Mexico deploys new National Guard to stem violent crime
MEXICO CITY (AP) — Mexico presented with much fanfare Sunday its new National Guard, which is supposed to stem endemic violence and restore peace in the country.
Mexican President Andrés Manuel López Obrador told hundreds of National Guard members assembled at a ceremonial military field in the capital that they are the "soul" of the newly formed institution. And he added, "I have faith in you."
Mexico plans to first distribute 70,000 National Guard members across the country and then swell the ranks to 150,000 in the coming months, bringing together federal police, marines, soldiers and new recruits to protect Mexicans from rising rates of murder and other crimes. The Public Safety Department says those who transfer will maintain their ranks and benefits.

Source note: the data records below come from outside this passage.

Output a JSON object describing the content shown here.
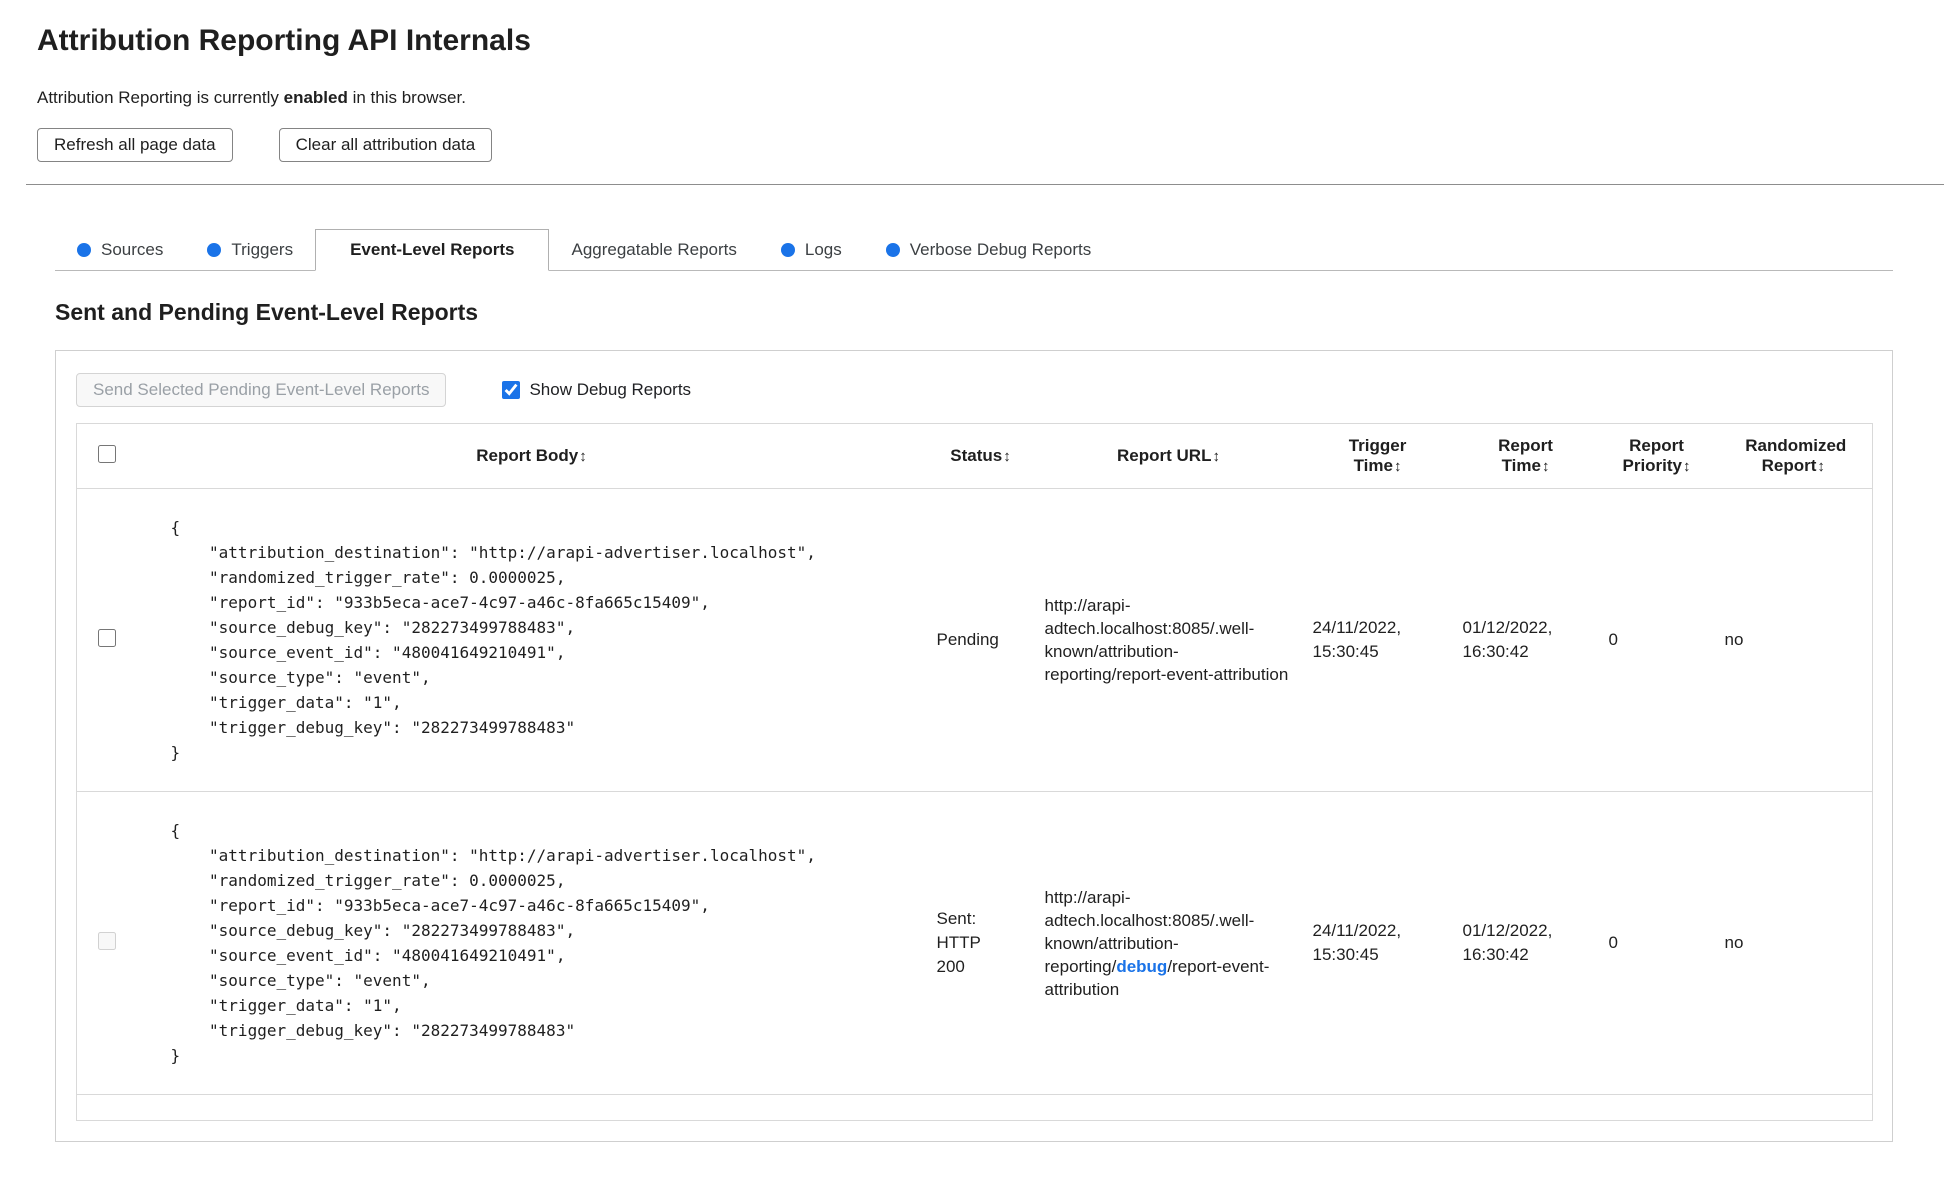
{
  "page": {
    "title": "Attribution Reporting API Internals",
    "status": {
      "prefix": "Attribution Reporting is currently ",
      "highlight": "enabled",
      "suffix": " in this browser."
    },
    "buttons": {
      "refresh": "Refresh all page data",
      "clear": "Clear all attribution data"
    }
  },
  "colors": {
    "accent_blue": "#1a73e8"
  },
  "tabs": [
    {
      "label": "Sources",
      "has_dot": true,
      "active": false
    },
    {
      "label": "Triggers",
      "has_dot": true,
      "active": false
    },
    {
      "label": "Event-Level Reports",
      "has_dot": false,
      "active": true
    },
    {
      "label": "Aggregatable Reports",
      "has_dot": false,
      "active": false
    },
    {
      "label": "Logs",
      "has_dot": true,
      "active": false
    },
    {
      "label": "Verbose Debug Reports",
      "has_dot": true,
      "active": false
    }
  ],
  "section": {
    "heading": "Sent and Pending Event-Level Reports",
    "send_button": "Send Selected Pending Event-Level Reports",
    "send_button_enabled": false,
    "show_debug_label": "Show Debug Reports",
    "show_debug_checked": true
  },
  "table": {
    "sort_icon": "↕",
    "headers": [
      "Report Body",
      "Status",
      "Report URL",
      "Trigger Time",
      "Report Time",
      "Report Priority",
      "Randomized Report"
    ],
    "rows": [
      {
        "checkbox_enabled": true,
        "checkbox_checked": false,
        "body": "{\n    \"attribution_destination\": \"http://arapi-advertiser.localhost\",\n    \"randomized_trigger_rate\": 0.0000025,\n    \"report_id\": \"933b5eca-ace7-4c97-a46c-8fa665c15409\",\n    \"source_debug_key\": \"282273499788483\",\n    \"source_event_id\": \"480041649210491\",\n    \"source_type\": \"event\",\n    \"trigger_data\": \"1\",\n    \"trigger_debug_key\": \"282273499788483\"\n}",
        "status": "Pending",
        "url_prefix": "http://arapi-adtech.localhost:8085/.well-known/attribution-reporting/report-event-attribution",
        "url_highlight": "",
        "url_suffix": "",
        "trigger_time": "24/11/2022, 15:30:45",
        "report_time": "01/12/2022, 16:30:42",
        "priority": "0",
        "randomized": "no"
      },
      {
        "checkbox_enabled": false,
        "checkbox_checked": false,
        "body": "{\n    \"attribution_destination\": \"http://arapi-advertiser.localhost\",\n    \"randomized_trigger_rate\": 0.0000025,\n    \"report_id\": \"933b5eca-ace7-4c97-a46c-8fa665c15409\",\n    \"source_debug_key\": \"282273499788483\",\n    \"source_event_id\": \"480041649210491\",\n    \"source_type\": \"event\",\n    \"trigger_data\": \"1\",\n    \"trigger_debug_key\": \"282273499788483\"\n}",
        "status": "Sent: HTTP 200",
        "url_prefix": "http://arapi-adtech.localhost:8085/.well-known/attribution-reporting/",
        "url_highlight": "debug",
        "url_suffix": "/report-event-attribution",
        "trigger_time": "24/11/2022, 15:30:45",
        "report_time": "01/12/2022, 16:30:42",
        "priority": "0",
        "randomized": "no"
      }
    ]
  }
}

"With the National Guard, the darkest days of insecurity will stay in the past," vowed Public Safety Minister Alfonso Durazo.
National Guard members stood at attention wearing snow white fatigues, black armbands with the initials GN and assault rifles slung across their chests while the officials spoke. Other, unarmed members of the force donned black hats with checkerboard patterns.
"There will be no rest, there will be no truce" as the National Guard works to "satisfy the most heartfelt demands of society," said Luis Rodríguez Bucio, the brigadier general in charge of the force.
López Obrador took office in December saying he wanted to address the root causes of Mexico's spiraling violence rather than worry about going after the country's drug lords like previous administrations. He repeated that desire Sunday, saying that the cornerstone of his security plan is to protect every day Mexicans.
Critics of the National Guard argue that reliance on a federal entity for security means that states and local governments won't be empowered to stamp out trouble on their own. They envision the National Guard moving from hotspot to hotspot, much like the military has done in recent years.
"They are just rebranding something so that it's not called the army -- but it's the army," said Alejandro Schtulmann, president of the Mexico City-based political risk firm EMPRA.
Last year saw the highest number of murders in Mexico in at least 20 years. Human rights groups had hoped that the new administration would reduce the military's role in internal policing and the country had been under international pressure for years to reform its police and send the soldiers back to their barracks.
Nearly a third of the National Guard has already been stationed along Mexico's southern and northern borders to stem the tide of migrants passing through the country to reach the U.S.
The militarization of the southern border could serve a double purpose by limiting the flow of drugs heading north from Central America, said Schtulmann. But deploying the National Guard for immigration purposes could also subtract valuable human resources from the effort to reduce violent crime.